(Dataset entries)
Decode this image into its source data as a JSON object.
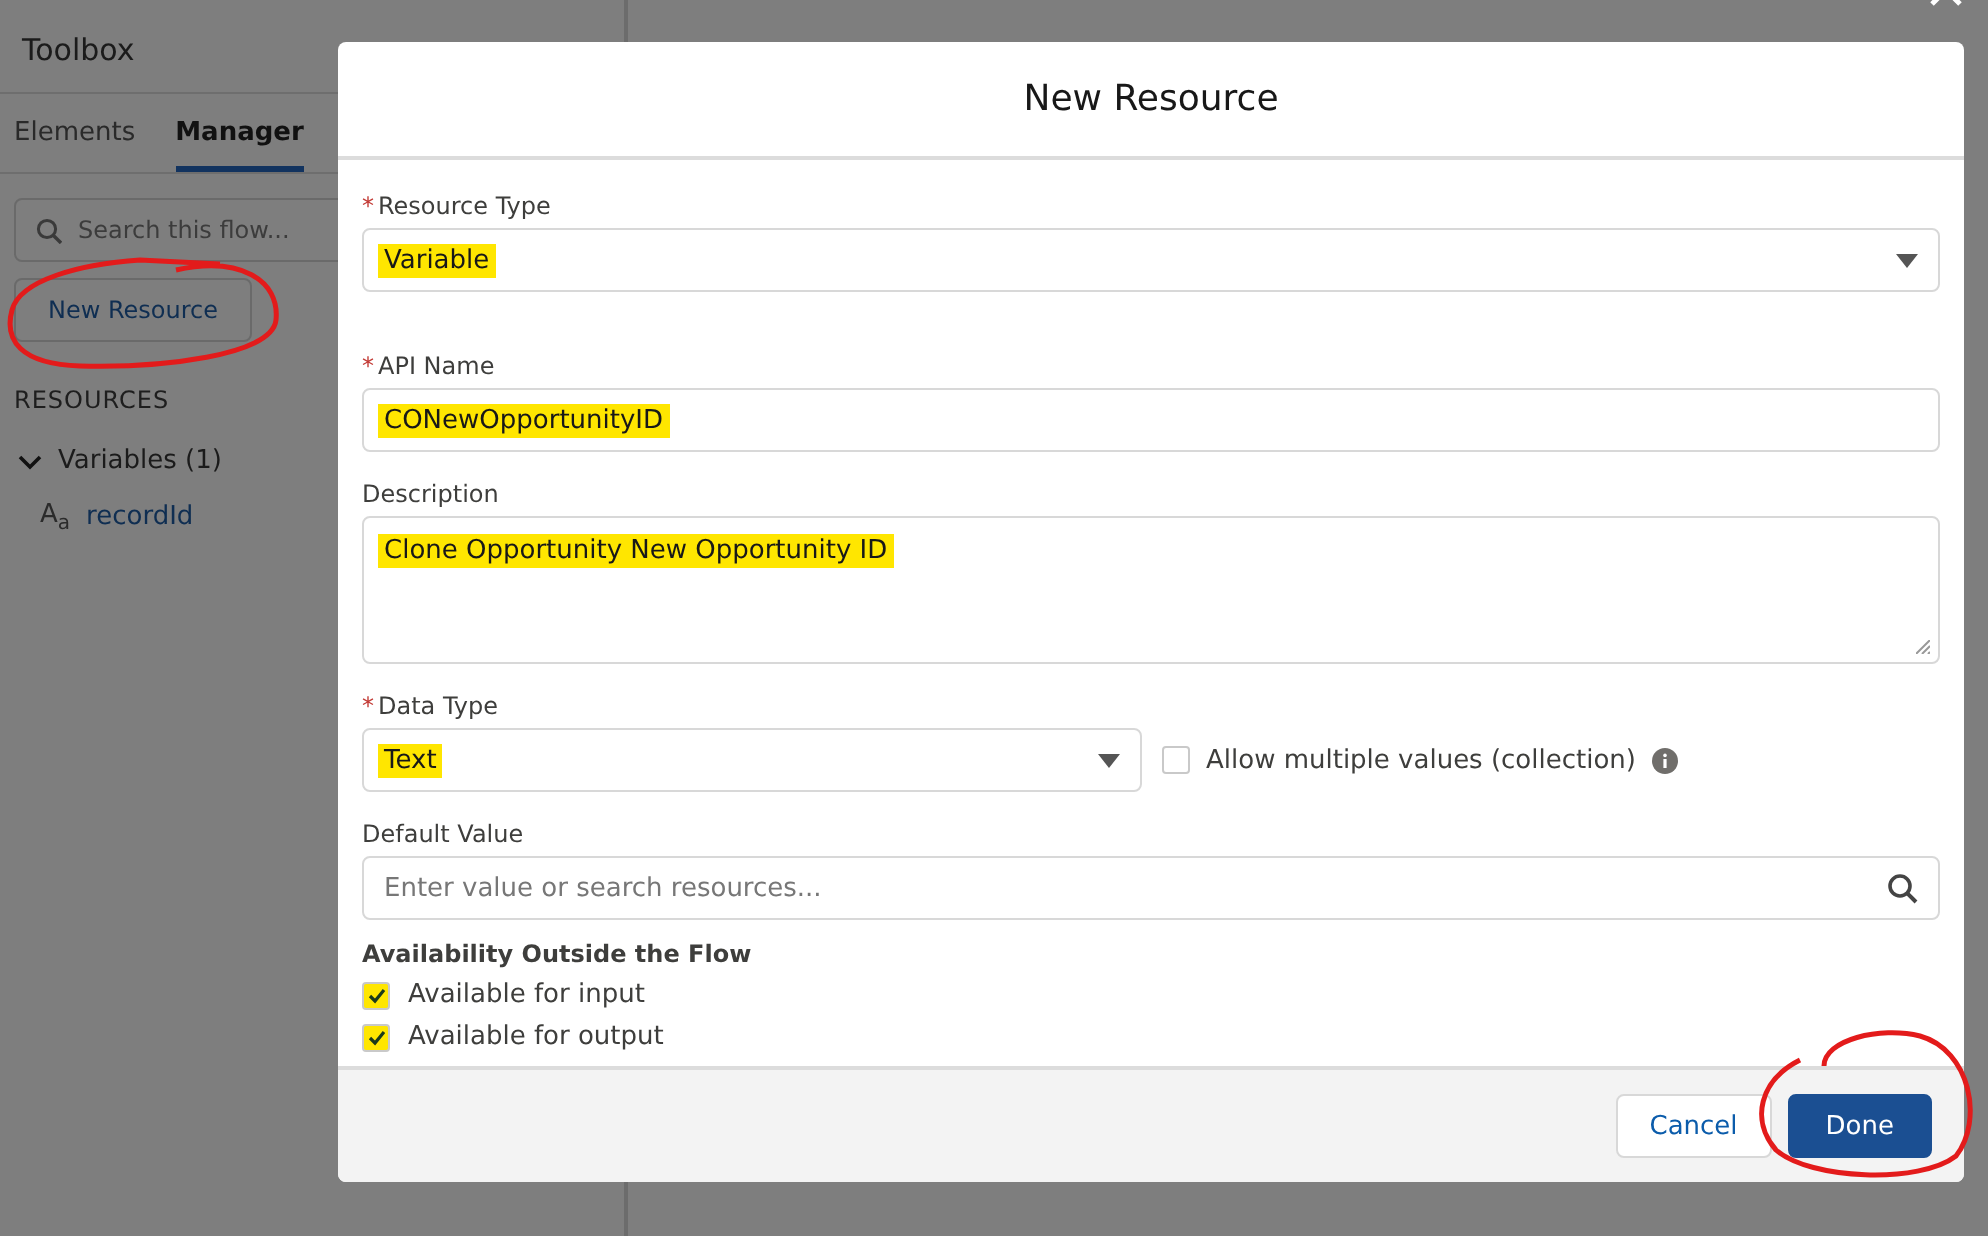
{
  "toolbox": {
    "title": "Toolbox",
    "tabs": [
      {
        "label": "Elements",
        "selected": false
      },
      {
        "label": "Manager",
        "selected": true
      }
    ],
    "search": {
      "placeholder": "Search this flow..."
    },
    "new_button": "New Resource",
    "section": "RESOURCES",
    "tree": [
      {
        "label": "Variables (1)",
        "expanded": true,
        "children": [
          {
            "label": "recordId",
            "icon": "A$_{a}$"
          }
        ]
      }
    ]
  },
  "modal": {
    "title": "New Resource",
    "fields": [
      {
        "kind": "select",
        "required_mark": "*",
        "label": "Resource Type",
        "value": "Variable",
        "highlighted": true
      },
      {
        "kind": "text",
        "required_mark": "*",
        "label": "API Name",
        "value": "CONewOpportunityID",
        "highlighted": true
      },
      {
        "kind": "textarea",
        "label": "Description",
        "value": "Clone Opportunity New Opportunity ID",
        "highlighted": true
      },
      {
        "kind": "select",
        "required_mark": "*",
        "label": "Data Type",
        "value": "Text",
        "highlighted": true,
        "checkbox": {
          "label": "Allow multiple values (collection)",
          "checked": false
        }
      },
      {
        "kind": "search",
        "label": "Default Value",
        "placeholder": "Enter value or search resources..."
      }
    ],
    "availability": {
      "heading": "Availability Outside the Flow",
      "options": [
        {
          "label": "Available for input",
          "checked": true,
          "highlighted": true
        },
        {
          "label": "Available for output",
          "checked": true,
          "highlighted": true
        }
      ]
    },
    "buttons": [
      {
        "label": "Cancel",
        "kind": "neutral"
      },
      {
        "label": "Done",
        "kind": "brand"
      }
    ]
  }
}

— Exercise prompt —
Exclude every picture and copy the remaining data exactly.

— Response to this task —
Decode this image into its source data as a JSON object.
{
  "toolbox": {
    "title": "Toolbox",
    "tabs": [
      {
        "label": "Elements",
        "selected": false
      },
      {
        "label": "Manager",
        "selected": true
      }
    ],
    "search": {
      "placeholder": "Search this flow..."
    },
    "new_button": "New Resource",
    "section": "RESOURCES",
    "tree": [
      {
        "label": "Variables (1)",
        "expanded": true,
        "children": [
          {
            "label": "recordId",
            "icon": "A$_{a}$"
          }
        ]
      }
    ]
  },
  "modal": {
    "title": "New Resource",
    "fields": [
      {
        "kind": "select",
        "required_mark": "*",
        "label": "Resource Type",
        "value": "Variable",
        "highlighted": true
      },
      {
        "kind": "text",
        "required_mark": "*",
        "label": "API Name",
        "value": "CONewOpportunityID",
        "highlighted": true
      },
      {
        "kind": "textarea",
        "label": "Description",
        "value": "Clone Opportunity New Opportunity ID",
        "highlighted": true
      },
      {
        "kind": "select",
        "required_mark": "*",
        "label": "Data Type",
        "value": "Text",
        "highlighted": true,
        "checkbox": {
          "label": "Allow multiple values (collection)",
          "checked": false
        }
      },
      {
        "kind": "search",
        "label": "Default Value",
        "placeholder": "Enter value or search resources..."
      }
    ],
    "availability": {
      "heading": "Availability Outside the Flow",
      "options": [
        {
          "label": "Available for input",
          "checked": true,
          "highlighted": true
        },
        {
          "label": "Available for output",
          "checked": true,
          "highlighted": true
        }
      ]
    },
    "buttons": [
      {
        "label": "Cancel",
        "kind": "neutral"
      },
      {
        "label": "Done",
        "kind": "brand"
      }
    ]
  }
}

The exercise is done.